EXERCISE – In the entries below, count the lines holding "Legacy". Reply with the number only.

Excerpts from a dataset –
┏━━

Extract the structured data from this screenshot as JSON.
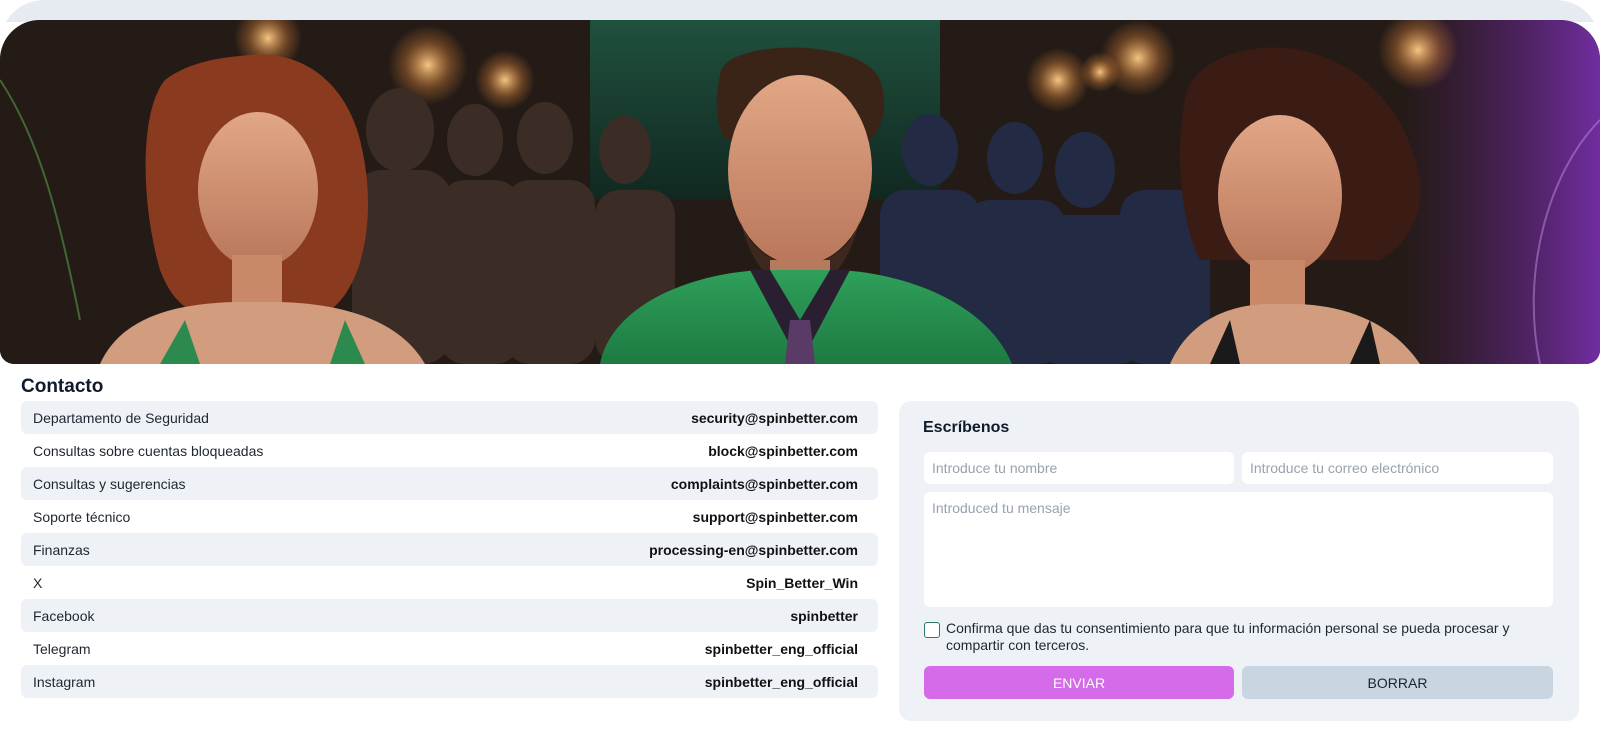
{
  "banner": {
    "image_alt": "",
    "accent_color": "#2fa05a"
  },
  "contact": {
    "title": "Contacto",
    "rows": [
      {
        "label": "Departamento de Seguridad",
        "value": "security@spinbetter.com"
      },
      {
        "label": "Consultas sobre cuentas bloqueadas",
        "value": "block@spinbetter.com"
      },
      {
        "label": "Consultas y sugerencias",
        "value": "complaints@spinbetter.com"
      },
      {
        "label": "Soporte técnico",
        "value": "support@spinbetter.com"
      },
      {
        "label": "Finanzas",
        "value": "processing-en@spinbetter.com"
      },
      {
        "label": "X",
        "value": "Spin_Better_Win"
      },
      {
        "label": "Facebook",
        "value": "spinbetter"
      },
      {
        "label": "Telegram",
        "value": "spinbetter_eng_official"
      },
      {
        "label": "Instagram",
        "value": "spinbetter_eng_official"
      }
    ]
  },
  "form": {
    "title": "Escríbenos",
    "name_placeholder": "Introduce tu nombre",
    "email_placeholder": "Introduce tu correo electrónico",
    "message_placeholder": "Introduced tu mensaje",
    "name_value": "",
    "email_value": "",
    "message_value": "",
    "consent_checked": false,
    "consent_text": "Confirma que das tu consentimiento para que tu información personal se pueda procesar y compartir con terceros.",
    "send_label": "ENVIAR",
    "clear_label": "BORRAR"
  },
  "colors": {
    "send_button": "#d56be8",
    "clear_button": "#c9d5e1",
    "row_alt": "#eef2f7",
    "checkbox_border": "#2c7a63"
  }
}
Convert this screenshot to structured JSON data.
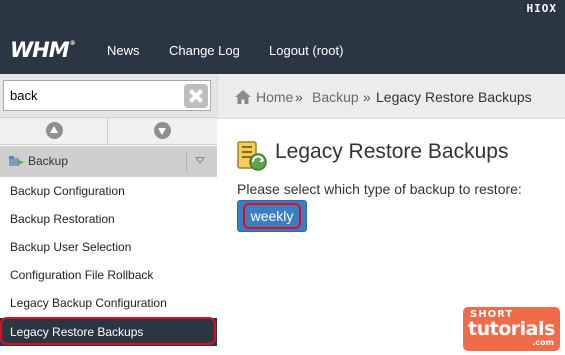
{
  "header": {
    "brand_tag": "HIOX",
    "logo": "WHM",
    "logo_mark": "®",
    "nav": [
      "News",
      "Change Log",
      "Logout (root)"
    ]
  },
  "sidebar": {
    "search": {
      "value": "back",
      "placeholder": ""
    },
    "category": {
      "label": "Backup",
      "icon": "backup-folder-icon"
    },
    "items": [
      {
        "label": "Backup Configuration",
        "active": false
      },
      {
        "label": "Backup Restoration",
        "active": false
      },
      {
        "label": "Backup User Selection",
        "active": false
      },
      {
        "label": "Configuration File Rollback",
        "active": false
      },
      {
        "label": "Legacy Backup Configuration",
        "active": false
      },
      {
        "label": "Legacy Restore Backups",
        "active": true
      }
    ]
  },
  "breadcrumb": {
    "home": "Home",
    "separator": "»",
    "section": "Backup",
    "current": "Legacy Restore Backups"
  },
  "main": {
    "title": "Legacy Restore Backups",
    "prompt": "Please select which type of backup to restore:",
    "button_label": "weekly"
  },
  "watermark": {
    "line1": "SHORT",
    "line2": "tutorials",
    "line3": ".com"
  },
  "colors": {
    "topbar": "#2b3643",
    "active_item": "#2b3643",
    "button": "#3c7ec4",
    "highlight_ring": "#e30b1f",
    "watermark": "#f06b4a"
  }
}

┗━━

YOUR RESPONSE – 4